Drilling Towards Disaster:
Why U.S. Oil and Gas Expansion Is Incompatible with Climate Limits
Oil Change International in collaboration with:
350.org, Amazon Watch, BOLD Alliance, Center for Biological Diversity, Earthworks, Food & Water Watch, Friends of the Earth U.S., Greenpeace USA, Hip Hop Caucus, Indigenous Environmental Network, Labor Network for Sustainability, Oil Change USA, Our Revolution, People’s Action, Rainforest Action Network, Sierra Club, Working Families Party
This U.S. report is part of a series of publications in the Oil Change International Sky’s Limit series, based on our foundational global report released in 2016: The Sky’s Limit: Why the Paris Climate Goals Require a Managed Decline of Fossil Fuel Production.
A new study released by Oil Change International and 17 partner organizations examines the urgent need for U.S. leadership to manage a rapid and just decline of fossil fuel production.
The United States should be a global leader in winding down fossil fuel use and production. Instead, the U.S. oil and gas industry is gearing up to unleash the largest burst of new carbon emissions in the world between now and 2050. At precisely the time in which the world must begin rapidly decarbonizing to avoid runaway climate disaster, the United States is moving further and faster than any other country to expand oil and gas extraction.
Key findings include:

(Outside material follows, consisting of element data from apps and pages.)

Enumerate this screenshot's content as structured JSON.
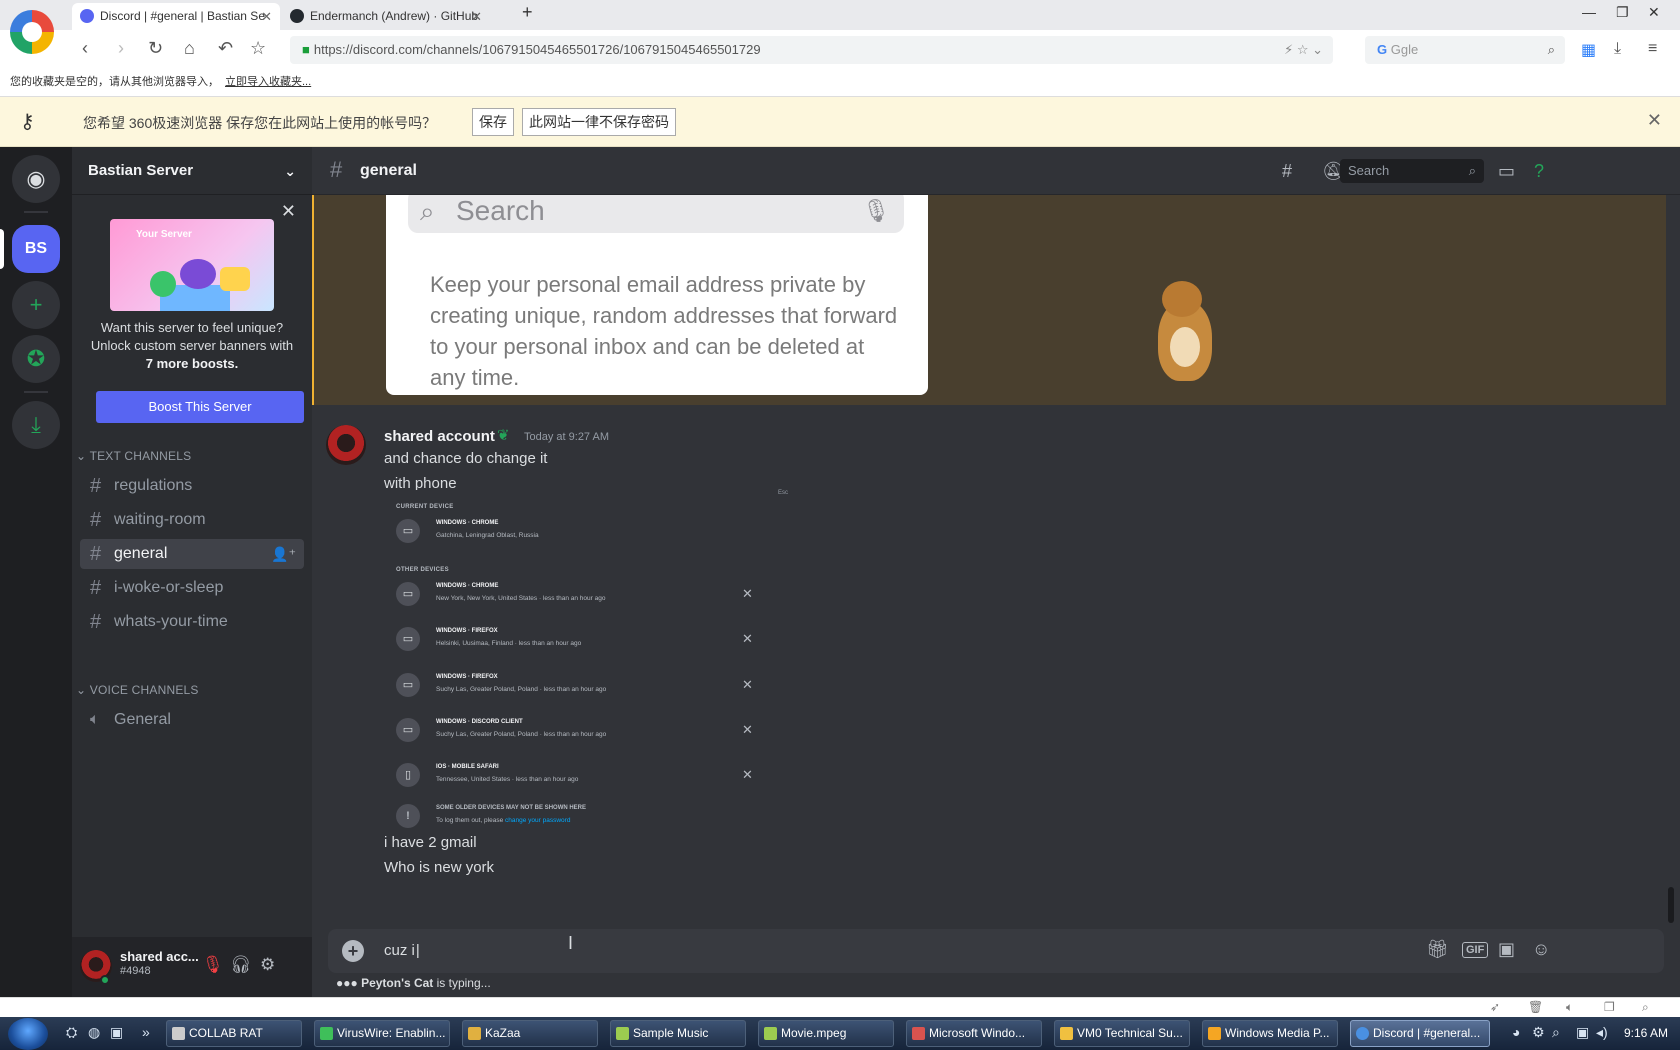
{
  "browser": {
    "tabs": [
      {
        "title": "Discord | #general | Bastian Se",
        "active": true
      },
      {
        "title": "Endermanch (Andrew) · GitHub",
        "active": false
      }
    ],
    "url": "https://discord.com/channels/1067915045465501726/1067915045465501729",
    "search_engine": "Ggle",
    "bookmarks_notice": "您的收藏夹是空的，请从其他浏览器导入，",
    "bookmarks_link": "立即导入收藏夹..."
  },
  "save_prompt": {
    "message": "您希望 360极速浏览器 保存您在此网站上使用的帐号吗？",
    "save": "保存",
    "never": "此网站一律不保存密码"
  },
  "server": {
    "name": "Bastian Server",
    "icon_initials": "BS",
    "boost_banner_label": "Your Server",
    "boost_text_1": "Want this server to feel unique?",
    "boost_text_2": "Unlock custom server banners with",
    "boost_text_bold": "7 more boosts.",
    "boost_button": "Boost This Server",
    "text_category": "TEXT CHANNELS",
    "text_channels": [
      "regulations",
      "waiting-room",
      "general",
      "i-woke-or-sleep",
      "whats-your-time"
    ],
    "voice_category": "VOICE CHANNELS",
    "voice_channels": [
      "General"
    ]
  },
  "user": {
    "name": "shared acc...",
    "tag": "#4948"
  },
  "chat": {
    "channel": "general",
    "search_placeholder": "Search",
    "embed_search": "Search",
    "embed_text": "Keep your personal email address private by creating unique, random addresses that forward to your personal inbox and can be deleted at any time.",
    "message": {
      "author": "shared account",
      "time": "Today at 9:27 AM",
      "lines": [
        "and chance do change it",
        "with phone"
      ],
      "after_lines": [
        "i have 2 gmail",
        "Who is new york"
      ]
    },
    "sessions": {
      "esc": "Esc",
      "current_label": "CURRENT DEVICE",
      "other_label": "OTHER DEVICES",
      "current": {
        "name": "WINDOWS · CHROME",
        "location": "Gatchina, Leningrad Oblast, Russia"
      },
      "others": [
        {
          "name": "WINDOWS · CHROME",
          "location": "New York, New York, United States · less than an hour ago"
        },
        {
          "name": "WINDOWS · FIREFOX",
          "location": "Helsinki, Uusimaa, Finland · less than an hour ago"
        },
        {
          "name": "WINDOWS · FIREFOX",
          "location": "Suchy Las, Greater Poland, Poland · less than an hour ago"
        },
        {
          "name": "WINDOWS · DISCORD CLIENT",
          "location": "Suchy Las, Greater Poland, Poland · less than an hour ago"
        },
        {
          "name": "IOS · MOBILE SAFARI",
          "location": "Tennessee, United States · less than an hour ago"
        }
      ],
      "older_note": "SOME OLDER DEVICES MAY NOT BE SHOWN HERE",
      "older_sub": "To log them out, please",
      "older_link": "change your password"
    },
    "composer_text": "cuz i",
    "typing_user": "Peyton's Cat",
    "typing_suffix": " is typing..."
  },
  "taskbar": {
    "items": [
      "COLLAB RAT",
      "VirusWire: Enablin...",
      "KaZaa",
      "Sample Music",
      "Movie.mpeg",
      "Microsoft Windo...",
      "VM0 Technical Su...",
      "Windows Media P...",
      "Discord | #general..."
    ],
    "clock": "9:16 AM"
  },
  "colors": {
    "blurple": "#5865f2",
    "green": "#23a559",
    "highlight_bg": "#493f2e",
    "highlight_bar": "#f0b232",
    "link": "#00a8fc"
  }
}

- Unprecedented Oil & Gas Expansion: Between 2018 and 2050, U.S. drilling into new oil and gas reserves could unlock 120 billion metric tons of new carbon pollution, which is equivalent to the lifetime CO2 emissions of nearly 1,000 coal-fired power plants. If not curtailed, U.S. oil and gas expansion will impede the rest of the world’s ability to manage a climate-safe, equitable decline of oil and gas production.
- Expansion Hot Spots: Some 90% of U.S. drilling into new oil and gas reserves through 2050 would depend on fracking; nearly 60% of the carbon emissions enabled by new U.S. drilling would come from the epicenters of fracking – the Permian Basin of Texas and New Mexico and the Appalachian Basin across Pennsylvania, West Virginia, and Ohio.

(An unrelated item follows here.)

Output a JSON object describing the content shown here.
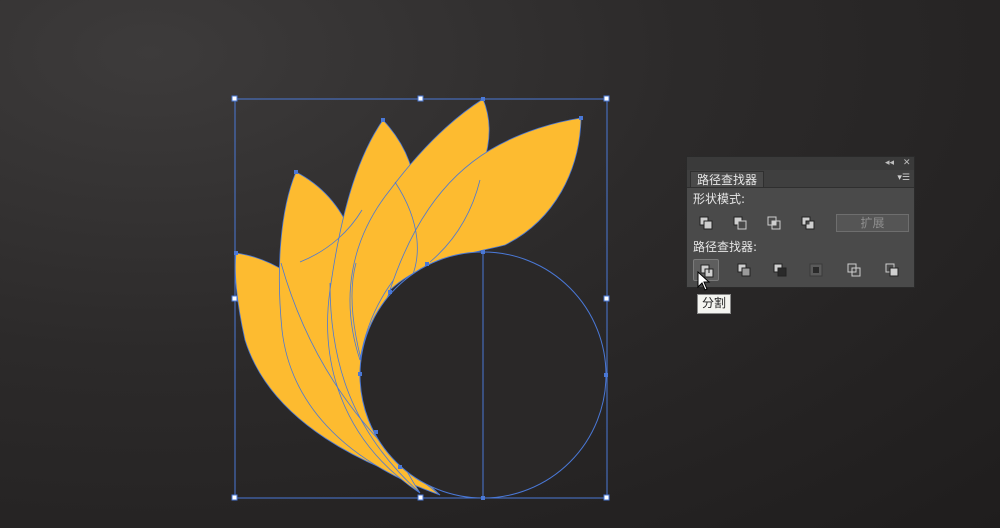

- Coal – Too Much Already: Given U.S. coal mining should be phased out by 2030 or sooner if the world is to equitably achieve the Paris Agreement goals, at least 70% of the coal in existing U.S. mines should stay in the ground.
These findings show that leadership is urgently needed towards a U.S. fossil fuel phase-out that aligns with climate limits, takes care of workers and communities on its front lines, and builds a more healthy and just economy for all in the process.
Key recommendations for what U.S. policymakers must do to show real climate leadership:
- Ban new leases or permits for new fossil fuel exploration, production, and infrastructure;
- Plan for the phase-out of existing fossil fuel projects in a way that prioritizes environmental justice;
- End subsidies and other public finance for the fossil fuel industry;
- Champion a Green New Deal that ensures a just transition to 100 percent renewable energy; and
- Reject the influence of fossil fuel money over U.S. energy policy.